Data for analysis section start
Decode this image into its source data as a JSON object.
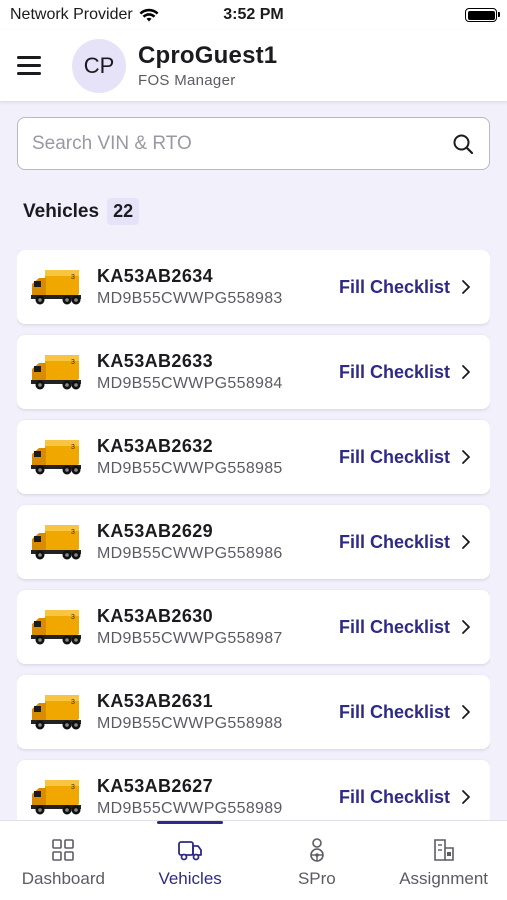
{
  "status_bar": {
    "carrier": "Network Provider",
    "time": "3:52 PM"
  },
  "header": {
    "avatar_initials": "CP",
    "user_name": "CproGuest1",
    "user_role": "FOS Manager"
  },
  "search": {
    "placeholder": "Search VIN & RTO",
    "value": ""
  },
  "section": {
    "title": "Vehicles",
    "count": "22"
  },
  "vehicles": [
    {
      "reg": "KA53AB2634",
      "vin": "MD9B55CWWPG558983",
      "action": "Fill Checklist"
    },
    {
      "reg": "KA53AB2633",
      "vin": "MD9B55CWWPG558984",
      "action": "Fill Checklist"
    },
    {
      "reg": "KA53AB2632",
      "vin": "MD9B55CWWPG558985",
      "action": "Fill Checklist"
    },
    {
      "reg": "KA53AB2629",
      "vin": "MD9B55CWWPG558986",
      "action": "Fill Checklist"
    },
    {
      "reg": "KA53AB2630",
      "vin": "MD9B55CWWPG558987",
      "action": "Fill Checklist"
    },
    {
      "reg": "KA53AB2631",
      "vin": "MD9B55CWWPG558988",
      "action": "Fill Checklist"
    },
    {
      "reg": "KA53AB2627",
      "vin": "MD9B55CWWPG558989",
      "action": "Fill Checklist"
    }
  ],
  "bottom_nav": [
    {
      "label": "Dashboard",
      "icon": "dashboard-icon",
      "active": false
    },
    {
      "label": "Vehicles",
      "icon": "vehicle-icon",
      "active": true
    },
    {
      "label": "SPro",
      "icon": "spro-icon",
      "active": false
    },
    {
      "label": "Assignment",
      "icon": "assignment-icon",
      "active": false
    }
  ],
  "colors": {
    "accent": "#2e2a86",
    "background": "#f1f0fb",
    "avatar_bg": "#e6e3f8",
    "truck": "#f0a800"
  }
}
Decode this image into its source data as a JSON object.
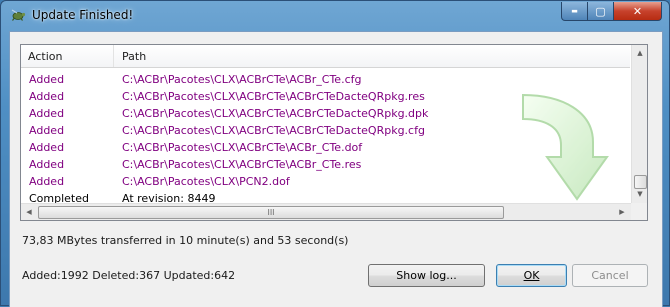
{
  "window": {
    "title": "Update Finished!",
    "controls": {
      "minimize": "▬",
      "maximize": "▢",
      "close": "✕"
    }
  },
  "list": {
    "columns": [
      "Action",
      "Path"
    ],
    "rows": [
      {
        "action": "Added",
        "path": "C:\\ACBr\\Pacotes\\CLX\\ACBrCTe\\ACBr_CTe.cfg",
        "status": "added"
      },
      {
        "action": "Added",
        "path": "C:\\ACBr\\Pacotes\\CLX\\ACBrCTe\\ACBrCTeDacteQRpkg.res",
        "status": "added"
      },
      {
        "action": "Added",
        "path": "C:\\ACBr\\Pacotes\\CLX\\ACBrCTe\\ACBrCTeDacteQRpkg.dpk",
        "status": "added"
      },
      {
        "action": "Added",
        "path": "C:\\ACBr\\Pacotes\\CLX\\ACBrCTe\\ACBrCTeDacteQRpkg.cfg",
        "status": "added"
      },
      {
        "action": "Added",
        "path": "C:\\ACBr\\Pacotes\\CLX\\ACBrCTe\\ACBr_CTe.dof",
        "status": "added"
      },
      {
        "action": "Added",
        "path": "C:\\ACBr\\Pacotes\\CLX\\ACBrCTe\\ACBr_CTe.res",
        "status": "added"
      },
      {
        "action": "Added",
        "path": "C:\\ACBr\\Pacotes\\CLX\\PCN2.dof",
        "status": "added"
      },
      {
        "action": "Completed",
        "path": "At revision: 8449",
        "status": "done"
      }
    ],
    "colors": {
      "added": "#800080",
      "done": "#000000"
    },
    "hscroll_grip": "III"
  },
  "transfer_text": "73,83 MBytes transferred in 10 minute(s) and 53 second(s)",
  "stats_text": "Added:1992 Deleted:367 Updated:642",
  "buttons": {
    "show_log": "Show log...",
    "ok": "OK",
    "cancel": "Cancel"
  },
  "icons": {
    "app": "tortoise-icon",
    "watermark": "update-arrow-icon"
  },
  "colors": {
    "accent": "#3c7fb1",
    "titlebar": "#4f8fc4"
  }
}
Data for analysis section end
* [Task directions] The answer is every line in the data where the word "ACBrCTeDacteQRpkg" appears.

* [Output below]
        "path": "C:\\ACBr\\Pacotes\\CLX\\ACBrCTe\\ACBrCTeDacteQRpkg.res",
        "path": "C:\\ACBr\\Pacotes\\CLX\\ACBrCTe\\ACBrCTeDacteQRpkg.dpk",
        "path": "C:\\ACBr\\Pacotes\\CLX\\ACBrCTe\\ACBrCTeDacteQRpkg.cfg",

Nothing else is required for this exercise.